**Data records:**

**********

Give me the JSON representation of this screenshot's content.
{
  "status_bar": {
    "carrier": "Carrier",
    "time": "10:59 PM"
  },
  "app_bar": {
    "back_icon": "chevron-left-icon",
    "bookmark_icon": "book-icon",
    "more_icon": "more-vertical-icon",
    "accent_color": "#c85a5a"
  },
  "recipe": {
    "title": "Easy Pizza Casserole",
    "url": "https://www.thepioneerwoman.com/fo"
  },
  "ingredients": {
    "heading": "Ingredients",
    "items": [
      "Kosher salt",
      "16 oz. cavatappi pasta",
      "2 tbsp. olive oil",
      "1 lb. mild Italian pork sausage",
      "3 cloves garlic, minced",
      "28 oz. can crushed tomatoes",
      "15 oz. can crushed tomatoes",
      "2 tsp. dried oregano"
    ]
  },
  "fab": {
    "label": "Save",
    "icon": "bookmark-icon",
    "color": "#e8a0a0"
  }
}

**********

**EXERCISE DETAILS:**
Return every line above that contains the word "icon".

**TASK SOLUTION:**
    "back_icon": "chevron-left-icon",
    "bookmark_icon": "book-icon",
    "more_icon": "more-vertical-icon",
    "icon": "bookmark-icon",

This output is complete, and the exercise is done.